§ **WHAT TO PRODUCE**: Repeat the whole listing exactly as it appears.

§ **INPUT FOR THIS TASK**:
===

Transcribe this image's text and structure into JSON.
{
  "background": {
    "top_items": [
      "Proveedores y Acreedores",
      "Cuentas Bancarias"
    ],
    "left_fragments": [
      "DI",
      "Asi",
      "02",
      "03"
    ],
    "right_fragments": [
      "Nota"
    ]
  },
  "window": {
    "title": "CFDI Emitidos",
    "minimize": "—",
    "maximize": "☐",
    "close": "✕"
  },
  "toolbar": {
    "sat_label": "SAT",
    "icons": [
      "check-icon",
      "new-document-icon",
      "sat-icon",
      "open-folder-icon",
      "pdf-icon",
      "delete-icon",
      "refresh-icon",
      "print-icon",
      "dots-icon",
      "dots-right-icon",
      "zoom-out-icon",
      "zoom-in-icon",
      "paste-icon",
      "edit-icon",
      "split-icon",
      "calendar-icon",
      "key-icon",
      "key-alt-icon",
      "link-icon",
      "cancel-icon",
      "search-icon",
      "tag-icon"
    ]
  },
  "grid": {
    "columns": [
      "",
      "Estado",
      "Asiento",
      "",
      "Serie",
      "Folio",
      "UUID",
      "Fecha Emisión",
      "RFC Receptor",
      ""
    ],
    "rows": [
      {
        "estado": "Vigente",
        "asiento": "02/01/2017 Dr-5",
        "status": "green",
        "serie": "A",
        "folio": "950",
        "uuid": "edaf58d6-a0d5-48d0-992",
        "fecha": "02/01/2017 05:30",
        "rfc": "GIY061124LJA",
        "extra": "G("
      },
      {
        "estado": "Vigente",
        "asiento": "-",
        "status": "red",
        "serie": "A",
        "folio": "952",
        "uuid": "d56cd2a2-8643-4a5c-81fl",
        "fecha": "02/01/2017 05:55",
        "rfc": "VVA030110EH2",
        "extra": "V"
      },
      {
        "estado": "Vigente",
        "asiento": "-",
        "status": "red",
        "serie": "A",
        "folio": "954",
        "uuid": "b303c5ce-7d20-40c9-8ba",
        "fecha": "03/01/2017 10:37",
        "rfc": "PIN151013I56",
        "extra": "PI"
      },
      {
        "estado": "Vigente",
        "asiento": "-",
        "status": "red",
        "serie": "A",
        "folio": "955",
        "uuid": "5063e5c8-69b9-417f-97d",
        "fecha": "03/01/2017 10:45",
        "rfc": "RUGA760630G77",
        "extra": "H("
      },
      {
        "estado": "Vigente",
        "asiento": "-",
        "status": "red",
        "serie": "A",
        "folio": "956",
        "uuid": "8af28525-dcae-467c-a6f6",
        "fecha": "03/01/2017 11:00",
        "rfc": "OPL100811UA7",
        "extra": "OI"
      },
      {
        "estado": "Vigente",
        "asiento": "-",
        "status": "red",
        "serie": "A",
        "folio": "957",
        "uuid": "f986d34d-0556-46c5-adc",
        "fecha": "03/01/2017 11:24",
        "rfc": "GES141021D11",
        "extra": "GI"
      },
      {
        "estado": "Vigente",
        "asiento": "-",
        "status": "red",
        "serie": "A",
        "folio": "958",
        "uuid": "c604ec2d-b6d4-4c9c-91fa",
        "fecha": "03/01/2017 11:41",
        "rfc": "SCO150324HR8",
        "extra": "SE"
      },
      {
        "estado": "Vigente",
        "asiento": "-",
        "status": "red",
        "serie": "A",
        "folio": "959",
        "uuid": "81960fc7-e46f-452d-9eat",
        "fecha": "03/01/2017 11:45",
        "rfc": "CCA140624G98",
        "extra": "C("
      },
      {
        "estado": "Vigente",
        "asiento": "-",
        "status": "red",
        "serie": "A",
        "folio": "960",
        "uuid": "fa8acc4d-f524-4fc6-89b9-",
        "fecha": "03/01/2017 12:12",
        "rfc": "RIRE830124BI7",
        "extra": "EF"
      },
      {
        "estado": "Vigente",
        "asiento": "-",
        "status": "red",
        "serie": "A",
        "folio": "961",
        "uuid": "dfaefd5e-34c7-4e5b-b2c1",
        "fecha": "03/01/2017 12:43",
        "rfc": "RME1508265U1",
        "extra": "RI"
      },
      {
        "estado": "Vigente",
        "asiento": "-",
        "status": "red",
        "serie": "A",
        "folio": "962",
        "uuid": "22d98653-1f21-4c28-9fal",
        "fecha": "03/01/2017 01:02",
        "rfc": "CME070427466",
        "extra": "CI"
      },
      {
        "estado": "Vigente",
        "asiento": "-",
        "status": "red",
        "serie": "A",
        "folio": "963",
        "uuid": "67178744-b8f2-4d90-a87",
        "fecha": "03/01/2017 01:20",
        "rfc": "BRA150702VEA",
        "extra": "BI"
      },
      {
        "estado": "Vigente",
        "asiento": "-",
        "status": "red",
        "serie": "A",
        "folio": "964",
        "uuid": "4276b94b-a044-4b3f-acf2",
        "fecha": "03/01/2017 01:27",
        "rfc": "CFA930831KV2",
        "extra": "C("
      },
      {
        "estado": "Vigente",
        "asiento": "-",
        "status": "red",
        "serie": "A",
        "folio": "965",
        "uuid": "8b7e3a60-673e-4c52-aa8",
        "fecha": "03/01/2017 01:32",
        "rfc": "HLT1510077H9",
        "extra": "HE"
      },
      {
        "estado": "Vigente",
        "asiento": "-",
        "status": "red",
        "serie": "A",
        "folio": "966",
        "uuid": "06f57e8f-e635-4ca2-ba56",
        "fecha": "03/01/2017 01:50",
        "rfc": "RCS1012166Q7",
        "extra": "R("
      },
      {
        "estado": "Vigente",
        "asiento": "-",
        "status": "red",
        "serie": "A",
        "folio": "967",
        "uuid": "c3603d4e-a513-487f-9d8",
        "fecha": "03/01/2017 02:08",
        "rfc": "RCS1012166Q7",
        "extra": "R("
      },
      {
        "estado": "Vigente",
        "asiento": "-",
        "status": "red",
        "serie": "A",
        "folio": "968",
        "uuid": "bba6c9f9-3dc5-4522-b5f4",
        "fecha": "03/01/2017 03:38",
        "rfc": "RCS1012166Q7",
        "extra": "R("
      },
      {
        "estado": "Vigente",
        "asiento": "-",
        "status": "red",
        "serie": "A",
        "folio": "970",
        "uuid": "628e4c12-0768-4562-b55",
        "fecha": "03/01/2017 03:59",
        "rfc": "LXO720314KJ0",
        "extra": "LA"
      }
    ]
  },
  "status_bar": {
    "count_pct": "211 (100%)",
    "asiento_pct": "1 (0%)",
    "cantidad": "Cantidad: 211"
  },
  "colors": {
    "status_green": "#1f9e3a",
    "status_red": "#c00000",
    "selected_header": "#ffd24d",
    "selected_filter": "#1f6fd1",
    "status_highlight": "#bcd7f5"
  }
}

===

§ **TASK ANSWER**:
Transcribe this image's text and structure into JSON.
{
  "background": {
    "top_items": [
      "Proveedores y Acreedores",
      "Cuentas Bancarias"
    ],
    "left_fragments": [
      "DI",
      "Asi",
      "02",
      "03"
    ],
    "right_fragments": [
      "Nota"
    ]
  },
  "window": {
    "title": "CFDI Emitidos",
    "minimize": "—",
    "maximize": "☐",
    "close": "✕"
  },
  "toolbar": {
    "sat_label": "SAT",
    "icons": [
      "check-icon",
      "new-document-icon",
      "sat-icon",
      "open-folder-icon",
      "pdf-icon",
      "delete-icon",
      "refresh-icon",
      "print-icon",
      "dots-icon",
      "dots-right-icon",
      "zoom-out-icon",
      "zoom-in-icon",
      "paste-icon",
      "edit-icon",
      "split-icon",
      "calendar-icon",
      "key-icon",
      "key-alt-icon",
      "link-icon",
      "cancel-icon",
      "search-icon",
      "tag-icon"
    ]
  },
  "grid": {
    "columns": [
      "",
      "Estado",
      "Asiento",
      "",
      "Serie",
      "Folio",
      "UUID",
      "Fecha Emisión",
      "RFC Receptor",
      ""
    ],
    "rows": [
      {
        "estado": "Vigente",
        "asiento": "02/01/2017 Dr-5",
        "status": "green",
        "serie": "A",
        "folio": "950",
        "uuid": "edaf58d6-a0d5-48d0-992",
        "fecha": "02/01/2017 05:30",
        "rfc": "GIY061124LJA",
        "extra": "G("
      },
      {
        "estado": "Vigente",
        "asiento": "-",
        "status": "red",
        "serie": "A",
        "folio": "952",
        "uuid": "d56cd2a2-8643-4a5c-81fl",
        "fecha": "02/01/2017 05:55",
        "rfc": "VVA030110EH2",
        "extra": "V"
      },
      {
        "estado": "Vigente",
        "asiento": "-",
        "status": "red",
        "serie": "A",
        "folio": "954",
        "uuid": "b303c5ce-7d20-40c9-8ba",
        "fecha": "03/01/2017 10:37",
        "rfc": "PIN151013I56",
        "extra": "PI"
      },
      {
        "estado": "Vigente",
        "asiento": "-",
        "status": "red",
        "serie": "A",
        "folio": "955",
        "uuid": "5063e5c8-69b9-417f-97d",
        "fecha": "03/01/2017 10:45",
        "rfc": "RUGA760630G77",
        "extra": "H("
      },
      {
        "estado": "Vigente",
        "asiento": "-",
        "status": "red",
        "serie": "A",
        "folio": "956",
        "uuid": "8af28525-dcae-467c-a6f6",
        "fecha": "03/01/2017 11:00",
        "rfc": "OPL100811UA7",
        "extra": "OI"
      },
      {
        "estado": "Vigente",
        "asiento": "-",
        "status": "red",
        "serie": "A",
        "folio": "957",
        "uuid": "f986d34d-0556-46c5-adc",
        "fecha": "03/01/2017 11:24",
        "rfc": "GES141021D11",
        "extra": "GI"
      },
      {
        "estado": "Vigente",
        "asiento": "-",
        "status": "red",
        "serie": "A",
        "folio": "958",
        "uuid": "c604ec2d-b6d4-4c9c-91fa",
        "fecha": "03/01/2017 11:41",
        "rfc": "SCO150324HR8",
        "extra": "SE"
      },
      {
        "estado": "Vigente",
        "asiento": "-",
        "status": "red",
        "serie": "A",
        "folio": "959",
        "uuid": "81960fc7-e46f-452d-9eat",
        "fecha": "03/01/2017 11:45",
        "rfc": "CCA140624G98",
        "extra": "C("
      },
      {
        "estado": "Vigente",
        "asiento": "-",
        "status": "red",
        "serie": "A",
        "folio": "960",
        "uuid": "fa8acc4d-f524-4fc6-89b9-",
        "fecha": "03/01/2017 12:12",
        "rfc": "RIRE830124BI7",
        "extra": "EF"
      },
      {
        "estado": "Vigente",
        "asiento": "-",
        "status": "red",
        "serie": "A",
        "folio": "961",
        "uuid": "dfaefd5e-34c7-4e5b-b2c1",
        "fecha": "03/01/2017 12:43",
        "rfc": "RME1508265U1",
        "extra": "RI"
      },
      {
        "estado": "Vigente",
        "asiento": "-",
        "status": "red",
        "serie": "A",
        "folio": "962",
        "uuid": "22d98653-1f21-4c28-9fal",
        "fecha": "03/01/2017 01:02",
        "rfc": "CME070427466",
        "extra": "CI"
      },
      {
        "estado": "Vigente",
        "asiento": "-",
        "status": "red",
        "serie": "A",
        "folio": "963",
        "uuid": "67178744-b8f2-4d90-a87",
        "fecha": "03/01/2017 01:20",
        "rfc": "BRA150702VEA",
        "extra": "BI"
      },
      {
        "estado": "Vigente",
        "asiento": "-",
        "status": "red",
        "serie": "A",
        "folio": "964",
        "uuid": "4276b94b-a044-4b3f-acf2",
        "fecha": "03/01/2017 01:27",
        "rfc": "CFA930831KV2",
        "extra": "C("
      },
      {
        "estado": "Vigente",
        "asiento": "-",
        "status": "red",
        "serie": "A",
        "folio": "965",
        "uuid": "8b7e3a60-673e-4c52-aa8",
        "fecha": "03/01/2017 01:32",
        "rfc": "HLT1510077H9",
        "extra": "HE"
      },
      {
        "estado": "Vigente",
        "asiento": "-",
        "status": "red",
        "serie": "A",
        "folio": "966",
        "uuid": "06f57e8f-e635-4ca2-ba56",
        "fecha": "03/01/2017 01:50",
        "rfc": "RCS1012166Q7",
        "extra": "R("
      },
      {
        "estado": "Vigente",
        "asiento": "-",
        "status": "red",
        "serie": "A",
        "folio": "967",
        "uuid": "c3603d4e-a513-487f-9d8",
        "fecha": "03/01/2017 02:08",
        "rfc": "RCS1012166Q7",
        "extra": "R("
      },
      {
        "estado": "Vigente",
        "asiento": "-",
        "status": "red",
        "serie": "A",
        "folio": "968",
        "uuid": "bba6c9f9-3dc5-4522-b5f4",
        "fecha": "03/01/2017 03:38",
        "rfc": "RCS1012166Q7",
        "extra": "R("
      },
      {
        "estado": "Vigente",
        "asiento": "-",
        "status": "red",
        "serie": "A",
        "folio": "970",
        "uuid": "628e4c12-0768-4562-b55",
        "fecha": "03/01/2017 03:59",
        "rfc": "LXO720314KJ0",
        "extra": "LA"
      }
    ]
  },
  "status_bar": {
    "count_pct": "211 (100%)",
    "asiento_pct": "1 (0%)",
    "cantidad": "Cantidad: 211"
  },
  "colors": {
    "status_green": "#1f9e3a",
    "status_red": "#c00000",
    "selected_header": "#ffd24d",
    "selected_filter": "#1f6fd1",
    "status_highlight": "#bcd7f5"
  }
}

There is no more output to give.